Publication Date:
14 March 2008 (online)


Food intake and energy expenditure (EE) were studied in five cyclists during the 22-day race of the Tour de France. The course is about 4000 km including 30 mountain passages (up to 2700 m altitude) and can be considered as one of the most strenuous endurance endeavors. Nutritional intake was calculated from daily food records. EE was estimated from sleeping time and the low activity period. EE during cycling was predicted based on detailed information.

Mean energy intake (EI) was 24.7 MJ with a highest mean daily EI of 32.4 MJ. Mean EE was 25.4 MJ with a highest mean daily EE of 32.7 MJ. Relative contribution of protein, CHO, and fat was 15,62, and 23 En% resp. 49% of EI was taken during the race resulting in a CHO intake of 94 g·h-1 representing 69 en%. It is questioned whether this amount of CHO is optimal in relation to CHO oxidation and performance.

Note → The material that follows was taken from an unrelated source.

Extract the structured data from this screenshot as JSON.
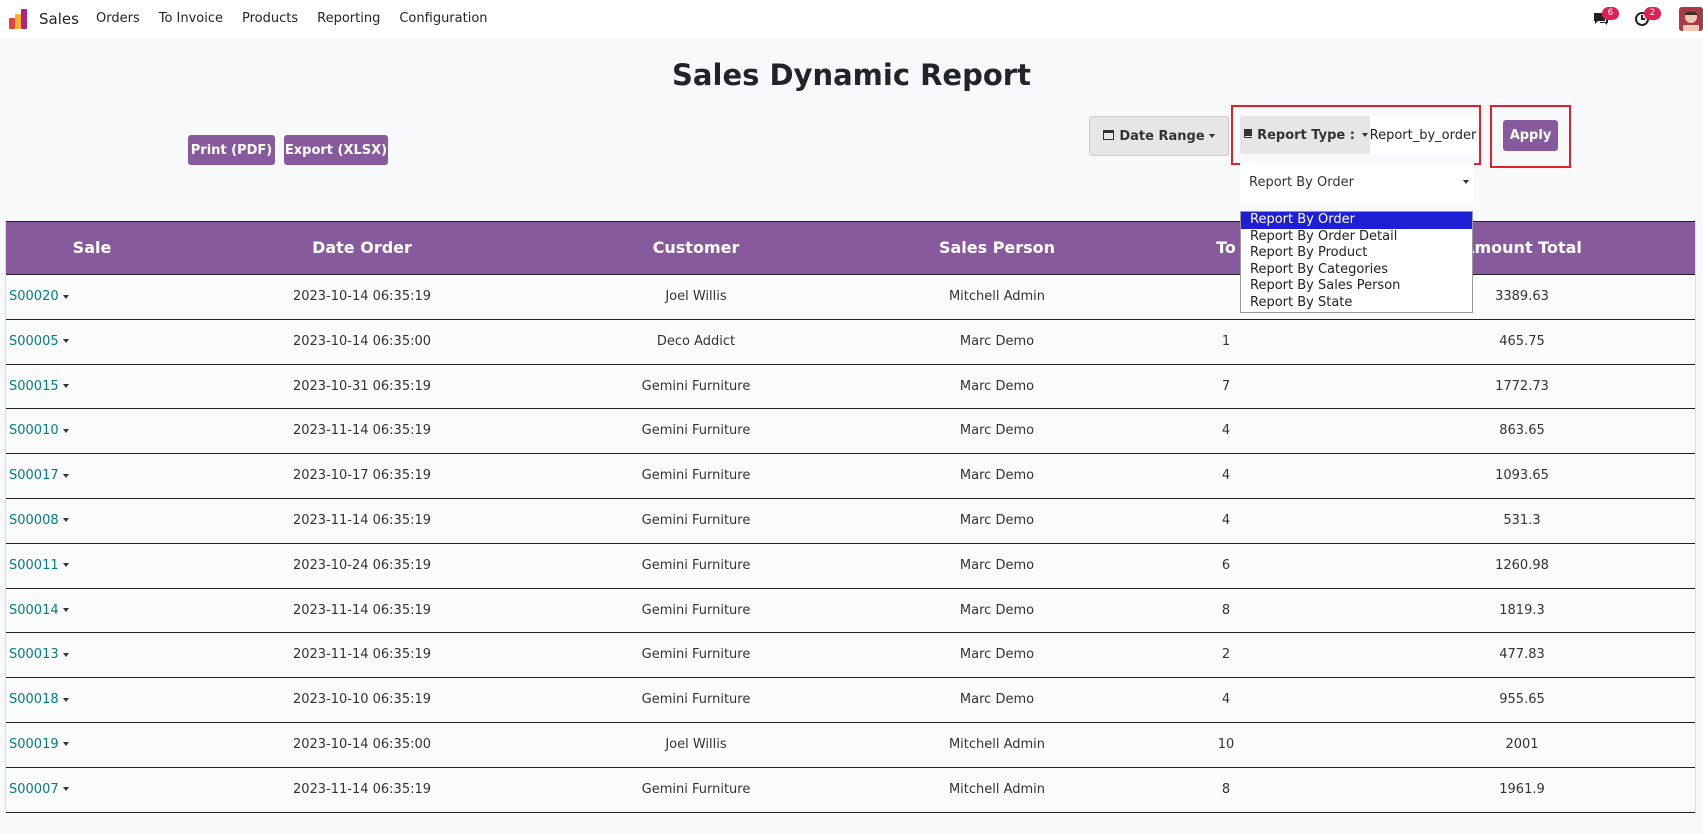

About 30% from CHO intake came from CHO-rich liquids. High EI resulted in high Ca and Fe intake. For vitamins, especially B1, this relation was not found. Vitamin B1 nutrient density dropped to 0.25 mg/4.2 MJ during the race caused by a large intake of refined CHO-rich food items. However, vitamin supplementation was high. Daily water intake was 6.71 with extremes up to 11.81. Therefore, the strategy of intake of large quantities of CHO-rich liquids seems to be the appropriate answer to maintain energy and fluid balance under these extreme conditions.